A very important piece of context regarding affordability in New York City is often ignored.

A year ago, on 8/15/16, the Furman Center announced, Report: More Than Half of New York City Homes Unaffordable to the Majority of Households, suggesting that even those earning up to six figures had trouble buying homes in the city:
While roughly half of the city’s households (51%) earn $55,000 or less annually, they could afford just 9% of 2014 home sales. Even households earning up to $114,000 annually could only afford 42% of home sales in New York City. Only 22% of the city’s population earned upwards of $114,000 in 2014.
“Since 1990, incomes have stagnated while the costs of housing—both rental housing and home sales prices—have skyrocketed,” said Mark Willis, Senior Policy Fellow at the NYU Furman Center and co-author of the study. “As a result, there are not enough homes available for purchase at prices affordable to the vast majority of New Yorkers.”
(Emphasis added)

This is stunning:
Between 1990 and 2015, housing prices rose nearly 200 percent for all residential property types, while incomes did not keep pace. Between 2008 and 2011, median household income fell, and then recovered slightly between 2011 and 2014 when it grew by two percent. Still, real median household income in 2014 ($53,063) remained 11 percent lower than its 1990 level ($59,499).
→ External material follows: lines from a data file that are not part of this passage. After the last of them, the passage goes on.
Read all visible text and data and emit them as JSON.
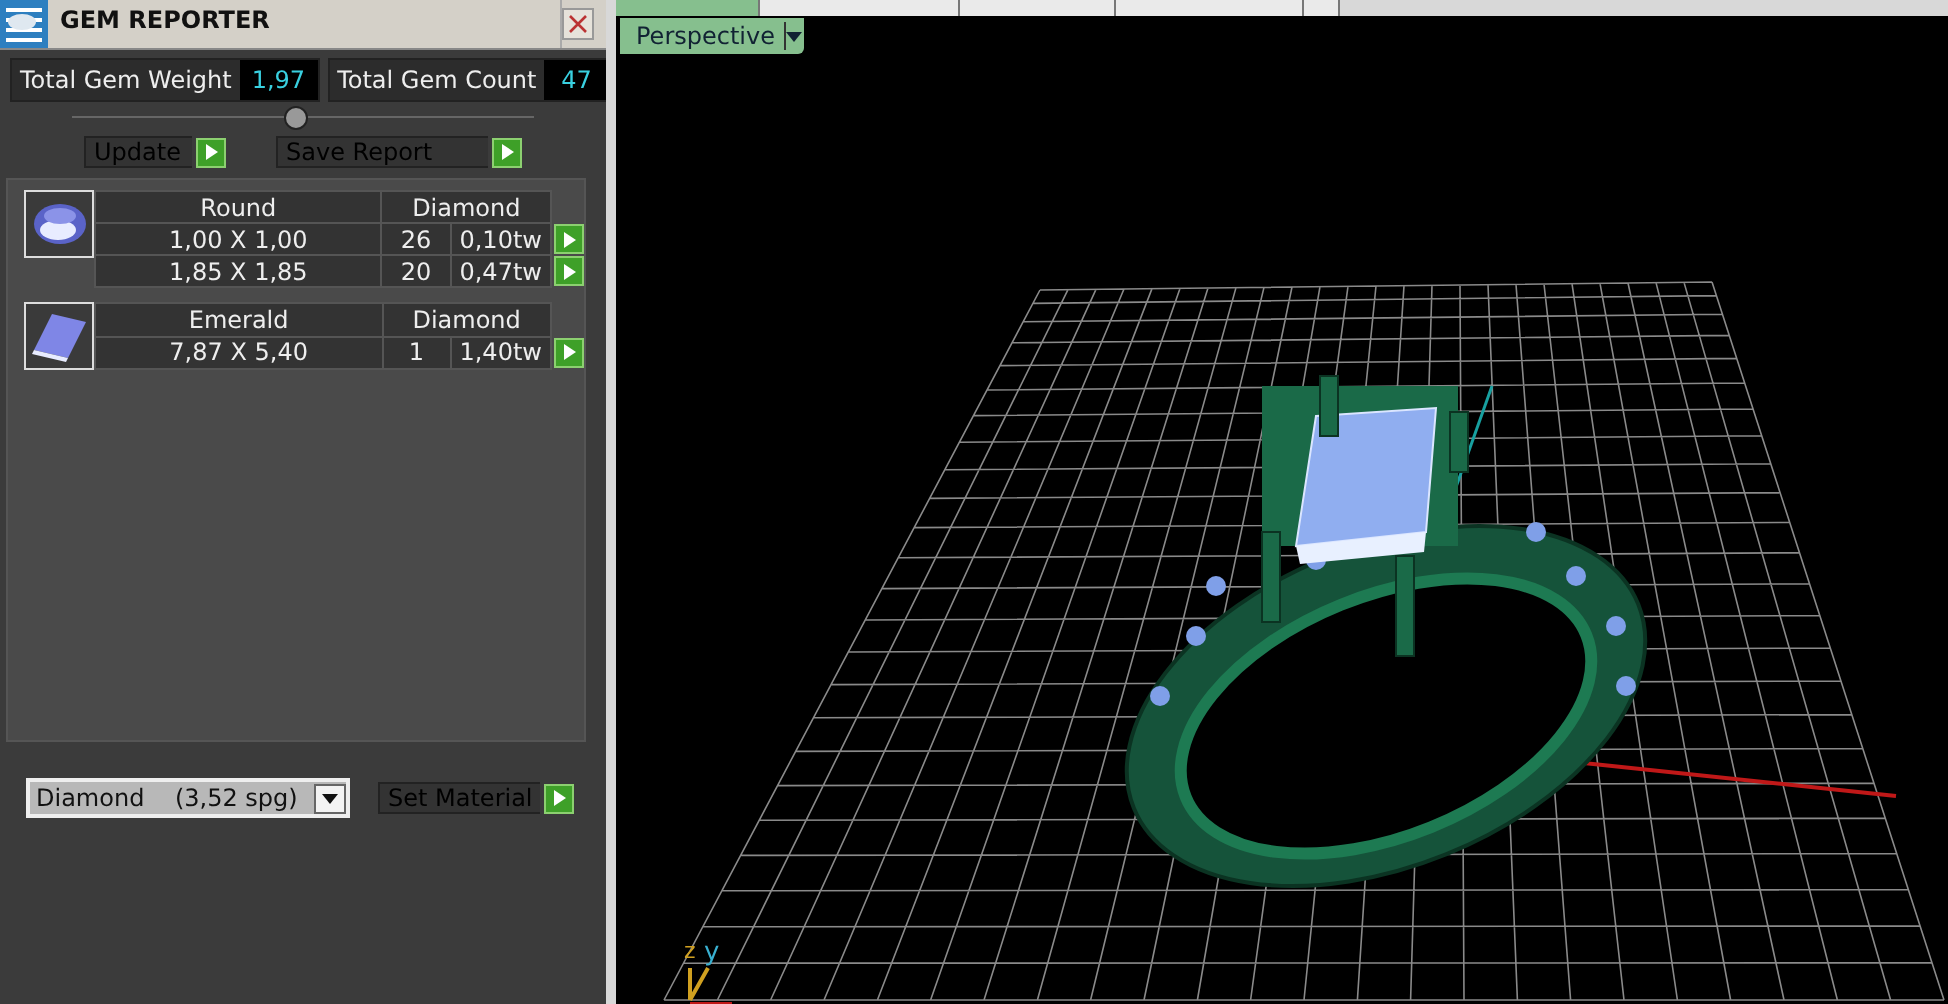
{
  "panel": {
    "title": "GEM REPORTER",
    "totals": [
      {
        "label": "Total Gem Weight",
        "value": "1,97"
      },
      {
        "label": "Total Gem Count",
        "value": "47"
      }
    ],
    "buttons": [
      "Update",
      "Save Report"
    ],
    "gems": [
      {
        "kind": "round",
        "shape": "Round",
        "material": "Diamond",
        "sizes": [
          {
            "size": "1,00 X 1,00",
            "count": "26",
            "weight": "0,10tw"
          },
          {
            "size": "1,85 X 1,85",
            "count": "20",
            "weight": "0,47tw"
          }
        ]
      },
      {
        "kind": "emerald",
        "shape": "Emerald",
        "material": "Diamond",
        "sizes": [
          {
            "size": "7,87 X 5,40",
            "count": "1",
            "weight": "1,40tw"
          }
        ]
      }
    ],
    "material_select": {
      "value": "Diamond    (3,52 spg)"
    },
    "set_material": "Set Material"
  },
  "viewport": {
    "tabs": [
      {
        "selected": true
      },
      {
        "selected": false
      },
      {
        "selected": false
      },
      {
        "selected": false
      },
      {
        "selected": false
      }
    ],
    "view_menu": "Perspective",
    "axes": [
      "z",
      "y"
    ]
  }
}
In 2014, the 66 percent of all New York City households earning $83,000 or less could only afford only 22 percent of sales in the city that year.

What are the income ranges?

According to the full report:
  • “Low-Income” households have an annual income of $34,000 or less, or 50 percent of Area Median Family Income (AMFI)
  • “Moderate-Income” households have an annual income between $34,001-$55,000, or 50 percent to less than 80 percent of AMFI
  • “Middle-Income” households have an annual income of $55,001-$83,000, or 80 percent to less than 120 percent of AMFI
  • “NYC-Middle-Income” households have an annual income of $83,001-$114,000, or 120 percent to less than 165 of AMFI
  • “High-Income” households have an annual income above $114,001, or 165 percent of AMFI or greater.
Those are pretty gentle categories, likely based on income figures from a few years ago, because in New York City, the concept of "middle-income" goes well above $114,000.

Indeed, the Furman Center report was issued even as the lottery for the "100% affordable" 535 Carlton rental buildings was ongoing, with half the units going to middle-income households, including four-person households earning $149,490.

Note that Area Median Income, which does incorporate wealthy suburbs, continued to rise, even as incomes in the city stagnated.

Below is from the Furman Center report.

The 535 Carlton configuration